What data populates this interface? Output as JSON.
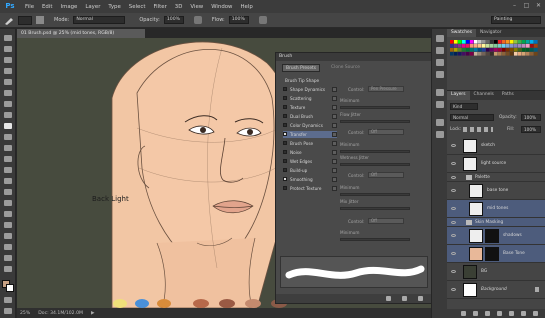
{
  "app": {
    "logo": "Ps",
    "menu": [
      "File",
      "Edit",
      "Image",
      "Layer",
      "Type",
      "Select",
      "Filter",
      "3D",
      "View",
      "Window",
      "Help"
    ],
    "workspace": "Painting"
  },
  "options": {
    "mode_label": "Mode:",
    "mode_value": "Normal",
    "opacity_label": "Opacity:",
    "opacity_value": "100%",
    "flow_label": "Flow:",
    "flow_value": "100%"
  },
  "document": {
    "tab_title": "01 Brush.psd @ 25% (mid tones, RGB/8)",
    "canvas_text": "Back Light",
    "zoom": "25%",
    "doc_info": "Doc: 34.1M/102.0M"
  },
  "brush_panel": {
    "title": "Brush",
    "tab_presets": "Brush Presets",
    "tab_clone": "Clone Source",
    "section_header": "Brush Tip Shape",
    "items": [
      {
        "label": "Shape Dynamics",
        "checked": false
      },
      {
        "label": "Scattering",
        "checked": false
      },
      {
        "label": "Texture",
        "checked": false
      },
      {
        "label": "Dual Brush",
        "checked": false
      },
      {
        "label": "Color Dynamics",
        "checked": false
      },
      {
        "label": "Transfer",
        "checked": true
      },
      {
        "label": "Brush Pose",
        "checked": false
      },
      {
        "label": "Noise",
        "checked": false
      },
      {
        "label": "Wet Edges",
        "checked": false
      },
      {
        "label": "Build-up",
        "checked": false
      },
      {
        "label": "Smoothing",
        "checked": true
      },
      {
        "label": "Protect Texture",
        "checked": false
      }
    ],
    "control_label": "Control:",
    "control_value_1": "Pen Pressure",
    "control_value_off": "Off",
    "minimum_label": "Minimum",
    "flow_jitter_label": "Flow Jitter",
    "wetness_jitter_label": "Wetness Jitter",
    "mix_jitter_label": "Mix Jitter"
  },
  "swatches_panel": {
    "tabs": [
      "Swatches",
      "Navigator"
    ],
    "colors": [
      "#ff0000",
      "#ffff00",
      "#00ff00",
      "#00ffff",
      "#0000ff",
      "#ff00ff",
      "#ffffff",
      "#c8c8c8",
      "#969696",
      "#646464",
      "#323232",
      "#000000",
      "#ed1c24",
      "#f26522",
      "#f7941d",
      "#fff200",
      "#8dc63f",
      "#39b54a",
      "#00a651",
      "#00a99d",
      "#00aeef",
      "#0072bc",
      "#2e3192",
      "#662d91",
      "#92278f",
      "#ec008c",
      "#ed145b",
      "#f69679",
      "#f9ad81",
      "#fdc68a",
      "#fff799",
      "#c4df9b",
      "#a3d39c",
      "#82ca9c",
      "#7accc8",
      "#6dcff6",
      "#7da7d9",
      "#8393ca",
      "#8781bd",
      "#a186be",
      "#bd8cbf",
      "#f49ac1",
      "#9e0b0f",
      "#a0410d",
      "#a36209",
      "#aba000",
      "#598527",
      "#1a7b30",
      "#007236",
      "#00746b",
      "#0076a3",
      "#004b80",
      "#21409a",
      "#32004b",
      "#630460",
      "#9e005d",
      "#9e0039",
      "#790000",
      "#7b2e00",
      "#7d4900",
      "#827b00",
      "#406618",
      "#005e20",
      "#005826",
      "#005952",
      "#005b7f",
      "#003663",
      "#002157",
      "#1b1464",
      "#440e62",
      "#4b0049",
      "#7b0046",
      "#c7b299",
      "#998675",
      "#736357",
      "#534741",
      "#37302a",
      "#c69c6d",
      "#a67c52",
      "#8c6239",
      "#754c24",
      "#603913",
      "#f5cba7",
      "#e8a87c",
      "#d4a373",
      "#b5835a",
      "#8b5e34",
      "#6f4518"
    ]
  },
  "layers_panel": {
    "tabs": [
      "Layers",
      "Channels",
      "Paths"
    ],
    "kind_label": "Kind",
    "blend_mode": "Normal",
    "opacity_label": "Opacity:",
    "opacity_value": "100%",
    "lock_label": "Lock:",
    "fill_label": "Fill:",
    "fill_value": "100%",
    "layers": [
      {
        "name": "sketch",
        "type": "layer",
        "indent": 0,
        "selected": false,
        "thumb": "#f0f0f0"
      },
      {
        "name": "light source",
        "type": "layer",
        "indent": 0,
        "selected": false,
        "thumb": "#f0f0f0"
      },
      {
        "name": "Palette",
        "type": "group",
        "indent": 0,
        "selected": false
      },
      {
        "name": "base tone",
        "type": "layer",
        "indent": 1,
        "selected": false,
        "thumb": "#f0f0f0"
      },
      {
        "name": "mid tones",
        "type": "layer",
        "indent": 1,
        "selected": true,
        "thumb": "#f0f0f0"
      },
      {
        "name": "Skin Masking",
        "type": "group",
        "indent": 0,
        "selected": true
      },
      {
        "name": "shadows",
        "type": "layer",
        "indent": 1,
        "selected": true,
        "thumb": "#f0f0f0",
        "mask": true
      },
      {
        "name": "Base Tone",
        "type": "layer",
        "indent": 1,
        "selected": true,
        "thumb": "#e8b899",
        "mask": true
      },
      {
        "name": "BG",
        "type": "layer",
        "indent": 0,
        "selected": false,
        "thumb": "#3a3f34"
      },
      {
        "name": "Background",
        "type": "layer",
        "indent": 0,
        "selected": false,
        "thumb": "#ffffff"
      }
    ]
  },
  "palette_blobs": [
    "#f0e07a",
    "#4a90d9",
    "#d98c3a",
    "#b7694a",
    "#9a5a44",
    "#c48a6e",
    "#8a5a48"
  ]
}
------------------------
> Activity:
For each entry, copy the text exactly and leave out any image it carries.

> Response box:
What data populates this interface? Output as JSON.
{
  "app": {
    "logo": "Ps",
    "menu": [
      "File",
      "Edit",
      "Image",
      "Layer",
      "Type",
      "Select",
      "Filter",
      "3D",
      "View",
      "Window",
      "Help"
    ],
    "workspace": "Painting"
  },
  "options": {
    "mode_label": "Mode:",
    "mode_value": "Normal",
    "opacity_label": "Opacity:",
    "opacity_value": "100%",
    "flow_label": "Flow:",
    "flow_value": "100%"
  },
  "document": {
    "tab_title": "01 Brush.psd @ 25% (mid tones, RGB/8)",
    "canvas_text": "Back Light",
    "zoom": "25%",
    "doc_info": "Doc: 34.1M/102.0M"
  },
  "brush_panel": {
    "title": "Brush",
    "tab_presets": "Brush Presets",
    "tab_clone": "Clone Source",
    "section_header": "Brush Tip Shape",
    "items": [
      {
        "label": "Shape Dynamics",
        "checked": false
      },
      {
        "label": "Scattering",
        "checked": false
      },
      {
        "label": "Texture",
        "checked": false
      },
      {
        "label": "Dual Brush",
        "checked": false
      },
      {
        "label": "Color Dynamics",
        "checked": false
      },
      {
        "label": "Transfer",
        "checked": true
      },
      {
        "label": "Brush Pose",
        "checked": false
      },
      {
        "label": "Noise",
        "checked": false
      },
      {
        "label": "Wet Edges",
        "checked": false
      },
      {
        "label": "Build-up",
        "checked": false
      },
      {
        "label": "Smoothing",
        "checked": true
      },
      {
        "label": "Protect Texture",
        "checked": false
      }
    ],
    "control_label": "Control:",
    "control_value_1": "Pen Pressure",
    "control_value_off": "Off",
    "minimum_label": "Minimum",
    "flow_jitter_label": "Flow Jitter",
    "wetness_jitter_label": "Wetness Jitter",
    "mix_jitter_label": "Mix Jitter"
  },
  "swatches_panel": {
    "tabs": [
      "Swatches",
      "Navigator"
    ],
    "colors": [
      "#ff0000",
      "#ffff00",
      "#00ff00",
      "#00ffff",
      "#0000ff",
      "#ff00ff",
      "#ffffff",
      "#c8c8c8",
      "#969696",
      "#646464",
      "#323232",
      "#000000",
      "#ed1c24",
      "#f26522",
      "#f7941d",
      "#fff200",
      "#8dc63f",
      "#39b54a",
      "#00a651",
      "#00a99d",
      "#00aeef",
      "#0072bc",
      "#2e3192",
      "#662d91",
      "#92278f",
      "#ec008c",
      "#ed145b",
      "#f69679",
      "#f9ad81",
      "#fdc68a",
      "#fff799",
      "#c4df9b",
      "#a3d39c",
      "#82ca9c",
      "#7accc8",
      "#6dcff6",
      "#7da7d9",
      "#8393ca",
      "#8781bd",
      "#a186be",
      "#bd8cbf",
      "#f49ac1",
      "#9e0b0f",
      "#a0410d",
      "#a36209",
      "#aba000",
      "#598527",
      "#1a7b30",
      "#007236",
      "#00746b",
      "#0076a3",
      "#004b80",
      "#21409a",
      "#32004b",
      "#630460",
      "#9e005d",
      "#9e0039",
      "#790000",
      "#7b2e00",
      "#7d4900",
      "#827b00",
      "#406618",
      "#005e20",
      "#005826",
      "#005952",
      "#005b7f",
      "#003663",
      "#002157",
      "#1b1464",
      "#440e62",
      "#4b0049",
      "#7b0046",
      "#c7b299",
      "#998675",
      "#736357",
      "#534741",
      "#37302a",
      "#c69c6d",
      "#a67c52",
      "#8c6239",
      "#754c24",
      "#603913",
      "#f5cba7",
      "#e8a87c",
      "#d4a373",
      "#b5835a",
      "#8b5e34",
      "#6f4518"
    ]
  },
  "layers_panel": {
    "tabs": [
      "Layers",
      "Channels",
      "Paths"
    ],
    "kind_label": "Kind",
    "blend_mode": "Normal",
    "opacity_label": "Opacity:",
    "opacity_value": "100%",
    "lock_label": "Lock:",
    "fill_label": "Fill:",
    "fill_value": "100%",
    "layers": [
      {
        "name": "sketch",
        "type": "layer",
        "indent": 0,
        "selected": false,
        "thumb": "#f0f0f0"
      },
      {
        "name": "light source",
        "type": "layer",
        "indent": 0,
        "selected": false,
        "thumb": "#f0f0f0"
      },
      {
        "name": "Palette",
        "type": "group",
        "indent": 0,
        "selected": false
      },
      {
        "name": "base tone",
        "type": "layer",
        "indent": 1,
        "selected": false,
        "thumb": "#f0f0f0"
      },
      {
        "name": "mid tones",
        "type": "layer",
        "indent": 1,
        "selected": true,
        "thumb": "#f0f0f0"
      },
      {
        "name": "Skin Masking",
        "type": "group",
        "indent": 0,
        "selected": true
      },
      {
        "name": "shadows",
        "type": "layer",
        "indent": 1,
        "selected": true,
        "thumb": "#f0f0f0",
        "mask": true
      },
      {
        "name": "Base Tone",
        "type": "layer",
        "indent": 1,
        "selected": true,
        "thumb": "#e8b899",
        "mask": true
      },
      {
        "name": "BG",
        "type": "layer",
        "indent": 0,
        "selected": false,
        "thumb": "#3a3f34"
      },
      {
        "name": "Background",
        "type": "layer",
        "indent": 0,
        "selected": false,
        "thumb": "#ffffff"
      }
    ]
  },
  "palette_blobs": [
    "#f0e07a",
    "#4a90d9",
    "#d98c3a",
    "#b7694a",
    "#9a5a44",
    "#c48a6e",
    "#8a5a48"
  ]
}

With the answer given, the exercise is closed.